Welcome to Tea Toast & Trivia.
Thank you for listening in.
This is a podcast in the series called, “It’s all about tea.”
I am your host, Rebecca Budd, and I’m looking forward to sharing this moment with you.
So put the kettle on and join me for Tea, Toast. and a little Trivia, where we will discuss the mysteries and adventures of tea: their origins, stories, aromas, and delicious tastes.
I’m making a special cup of tea today, one that is a reminder of friendships, past and present, and the conversations in between. This story dates to the early 1970’s when I moved from Winnipeg to Edmonton. It was a time of beginnings, and I was eager for new adventures. For me, the 1970’s meant change and forging new possibilities and opportunities. I was ready to meet new friends, live on my own and embark on an academic journey at University of Alberta.
Canada is a huge country.
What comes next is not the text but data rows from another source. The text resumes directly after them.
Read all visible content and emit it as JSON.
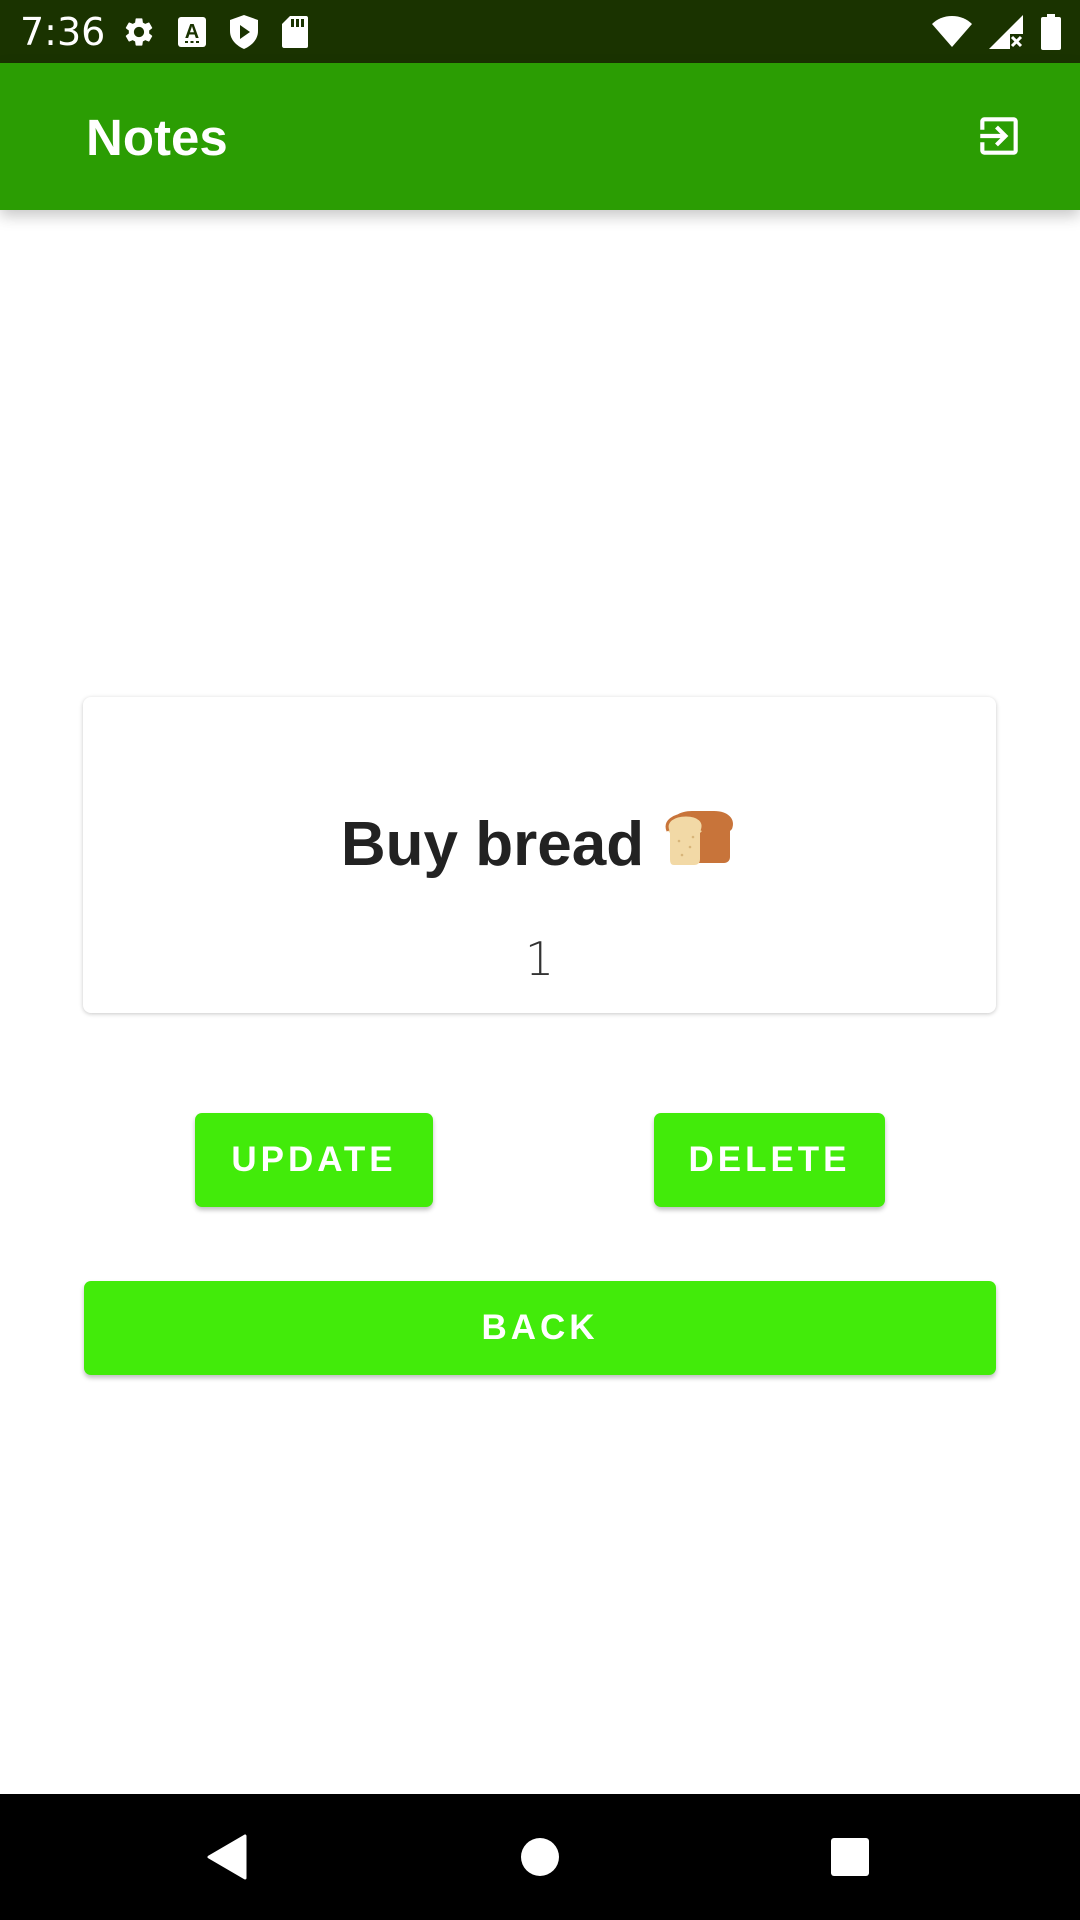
{
  "status_bar": {
    "time": "7:36",
    "left_icons": [
      "gear-icon",
      "keyboard-a-icon",
      "shield-play-icon",
      "sd-card-icon"
    ],
    "right_icons": [
      "wifi-icon",
      "signal-no-data-icon",
      "battery-icon"
    ]
  },
  "app_bar": {
    "title": "Notes",
    "action_icon": "exit-to-app-icon",
    "color": "#2b9d03"
  },
  "note": {
    "title": "Buy bread",
    "title_icon": "bread-icon",
    "body": "1"
  },
  "buttons": {
    "update_label": "UPDATE",
    "delete_label": "DELETE",
    "back_label": "BACK",
    "color": "#42eb0a"
  },
  "nav_bar": {
    "icons": [
      "back-triangle-icon",
      "home-circle-icon",
      "recents-square-icon"
    ]
  }
}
There are 1,304.8 kilometres between Winnipeg and Edmonton, which according to my Google sources takes about 13 hours and 21 minutes to drive. It was no small move.
Tonight, as I wait for my tea to steep, I take a backward glance over forty years and congratulate myself on choosing a city that changed the trajectory of my life.
Edmonton was where I was introduced to a famous blend of tea flavoured with a secret recipe (of course it would be secret) of orange rind and sweet spice. Oh, the aroma was marvelous. It was also a nod to my favourite young Canadian poet, Leonard Cohen.
“Suzanne takes you down to her place near the river You can hear the boats go by, you can spend the night forever And you know that she's half-crazy but that's why you want to be there And she feeds you tea and oranges that come all the way from China”
Ah, Leonard Cohen. Did Suzanne really serve him tea and oranges that came all the way from China? Yes, she did! According to many sources, including NPR, when asked this question Leonard would reply: “She fed me a tea called Constant Comment, which has small pieces of orange rind in it, which gave birth to the image.”
Constant Comment became my constant companion those years. Even now, I keep a stash of Constant Comment teabags, wrapped in colourful foil, that when opened, releases a feel-good cinnamon and orange fragrance. Ahhhhh!!! And I say this, without any prompting from The Bigelow Tea Company.
Speaking of “feel good” sensations, the legend behind Constant Comment adds to the enjoyment of taking tea. You may think that a tea connoisseur fashioned the blend. After all, Constant Comments remains one of Bigelow’s most popular product. It was an interior designer, Ruth Campbell Bigelow, who was the mastermind. For more on this story, I invite you to link to Alan Bisbort’s article “Bigelow Tea – A Connecticut Tea Party” in the Connecticut Explored magazine.
But what to name the tea? Here is where serendipity stepped in.
A July 1945 Gourmet Magazine article by noted food writer Clementine Paddleford in her column Food Flashes tells this story about the origin of the name.
To this day, the formula is unchanged from the original created by Ruth Campbell Bigelow. It remains a closely guarded secret.
The idea of an interior designer creating an iconic tea blend is a reminder that anything is possible. Two women who shared a love of tea and offered their idea to an unknown destiny changed the trajectory of their lives, much like my move to Edmonton those many years ago.
Life has a way of evolving in ways that surprise and delight. We are born for exploration. Our curiosity and imagination have the power open doors of possibilities.